**Exercise**
List each line of the data in which the string "title" appears.

**Input**
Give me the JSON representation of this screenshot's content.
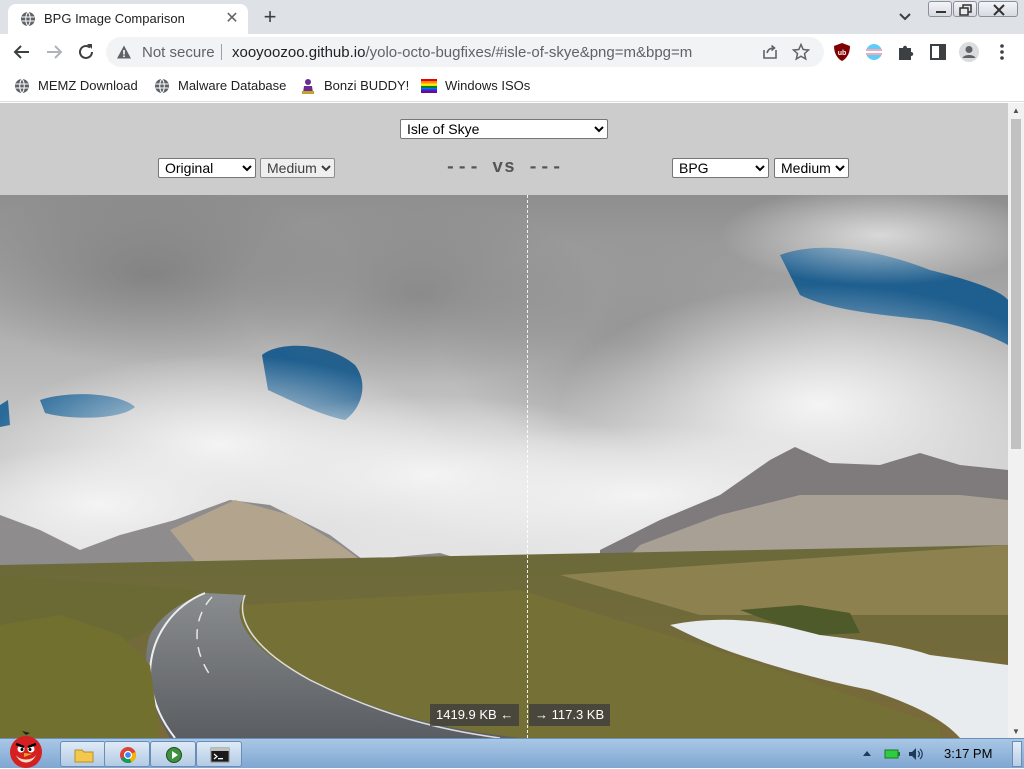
{
  "browser": {
    "tab": {
      "title": "BPG Image Comparison",
      "close": "✕"
    },
    "new_tab": "+",
    "omnibox": {
      "security": "Not secure",
      "url_host": "xooyoozoo.github.io",
      "url_path": "/yolo-octo-bugfixes/#isle-of-skye&png=m&bpg=m"
    },
    "bookmarks": [
      {
        "label": "MEMZ Download",
        "icon": "globe-icon"
      },
      {
        "label": "Malware Database",
        "icon": "globe-icon"
      },
      {
        "label": "Bonzi BUDDY!",
        "icon": "bonzi-icon"
      },
      {
        "label": "Windows ISOs",
        "icon": "windows-flag-icon"
      }
    ]
  },
  "page": {
    "image_select": {
      "selected": "Isle of Skye"
    },
    "left": {
      "format": "Original",
      "quality": "Medium",
      "size_text": "1419.9 KB ←"
    },
    "vs_text": "--- vs ---",
    "right": {
      "format": "BPG",
      "quality": "Medium",
      "size_text": "→ 117.3 KB"
    },
    "split_position": 0.523
  },
  "taskbar": {
    "items": [
      "explorer-icon",
      "chrome-icon",
      "media-player-icon",
      "cmd-icon"
    ],
    "clock": "3:17 PM"
  },
  "colors": {
    "page_bg": "#cccccc",
    "tabstrip_bg": "#dee1e6",
    "omnibox_bg": "#f1f3f4",
    "taskbar_bg": "#93b6dc"
  }
}
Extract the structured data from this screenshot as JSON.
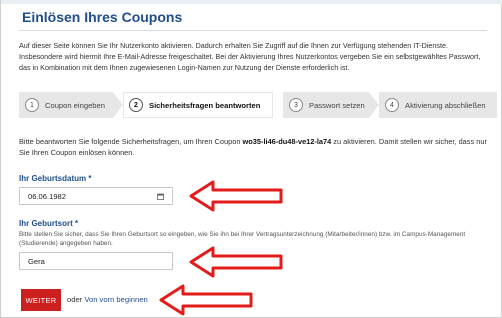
{
  "page": {
    "title": "Einlösen Ihres Coupons",
    "intro": "Auf dieser Seite können Sie Ihr Nutzerkonto aktivieren. Dadurch erhalten Sie Zugriff auf die Ihnen zur Verfügung stehenden IT-Dienste. Insbesondere wird hiermit Ihre E-Mail-Adresse freigeschaltet. Bei der Aktivierung Ihres Nutzerkontos vergeben Sie ein selbstgewähltes Passwort, das in Kombination mit dem Ihnen zugewiesenen Login-Namen zur Nutzung der Dienste erforderlich ist."
  },
  "steps": [
    {
      "num": "1",
      "label": "Coupon eingeben",
      "active": false
    },
    {
      "num": "2",
      "label": "Sicherheitsfragen beantworten",
      "active": true
    },
    {
      "num": "3",
      "label": "Passwort setzen",
      "active": false
    },
    {
      "num": "4",
      "label": "Aktivierung abschließen",
      "active": false
    }
  ],
  "description": {
    "before": "Bitte beantworten Sie folgende Sicherheitsfragen, um Ihren Coupon ",
    "coupon": "wo35-li46-du48-ve12-la74",
    "after": " zu aktivieren. Damit stellen wir sicher, dass nur Sie Ihren Coupon einlösen können."
  },
  "form": {
    "birthdate_label": "Ihr Geburtsdatum *",
    "birthdate_value": "06.06.1982",
    "birthplace_label": "Ihr Geburtsort *",
    "birthplace_hint": "Bitte stellen Sie sicher, dass Sie Ihren Geburtsort so eingeben, wie Sie ihn bei Ihrer Vertragsunterzeichnung (Mitarbeiter/innen) bzw. im Campus-Management (Studierende) angegeben haben.",
    "birthplace_value": "Gera"
  },
  "actions": {
    "next_label": "WEITER",
    "or_text": "oder",
    "restart_label": "Von vorn beginnen"
  },
  "colors": {
    "accent": "#1f4e8c",
    "button": "#cc1f1f",
    "annotation_arrow": "#e31b1b"
  }
}
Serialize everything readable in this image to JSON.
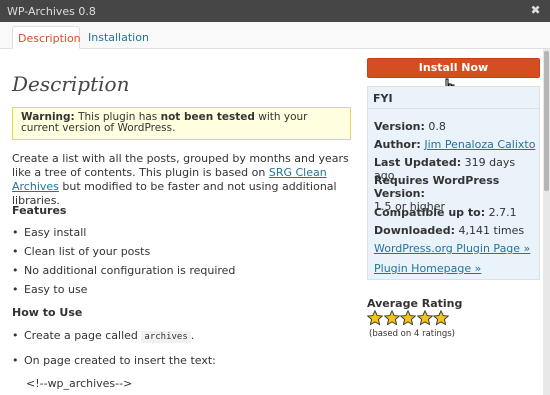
{
  "window": {
    "title": "WP-Archives 0.8",
    "close_label": "✖"
  },
  "tabs": [
    {
      "label": "Description",
      "active": true
    },
    {
      "label": "Installation",
      "active": false
    }
  ],
  "main": {
    "title": "Description",
    "warning": {
      "prefix": "Warning:",
      "text1": " This plugin has ",
      "bold": "not been tested",
      "text2": " with your current version of WordPress."
    },
    "intro": {
      "part1": "Create a list with all the posts, grouped by months and years like a tree of contents. This plugin is based on ",
      "link": "SRG Clean Archives",
      "part2": " but modified to be faster and not using additional libraries."
    },
    "features_heading": "Features",
    "features": [
      "Easy install",
      "Clean list of your posts",
      "No additional configuration is required",
      "Easy to use"
    ],
    "howto_heading": "How to Use",
    "howto": [
      {
        "before": "Create a page called ",
        "code": "archives",
        "after": "."
      },
      {
        "before": "On page created to insert the text:",
        "code": "",
        "after": ""
      }
    ],
    "code_sample": "<!--wp_archives-->"
  },
  "sidebar": {
    "install_label": "Install Now",
    "fyi_heading": "FYI",
    "version_label": "Version:",
    "version": "0.8",
    "author_label": "Author:",
    "author": "Jim Penaloza Calixto",
    "updated_label": "Last Updated:",
    "updated": "319 days ago",
    "requires_label": "Requires WordPress Version:",
    "requires": "1.5 or higher",
    "compatible_label": "Compatible up to:",
    "compatible": "2.7.1",
    "downloads_label": "Downloaded:",
    "downloads": "4,141 times",
    "link_wporg": "WordPress.org Plugin Page »",
    "link_homepage": "Plugin Homepage »",
    "rating_heading": "Average Rating",
    "rating": 5,
    "rating_count": "(based on 4 ratings)"
  },
  "colors": {
    "accent": "#d54e21",
    "link": "#21759b",
    "fyi_bg": "#eaf3fa",
    "warning_bg": "#ffffe0",
    "star": "#f2c51d"
  }
}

**Answer to this task**
      "title": "BPG Image Comparison",
    "title": "Einlösen Ihres Coupons",
    "title": "WP-Archives 0.8",
    "title": "Description",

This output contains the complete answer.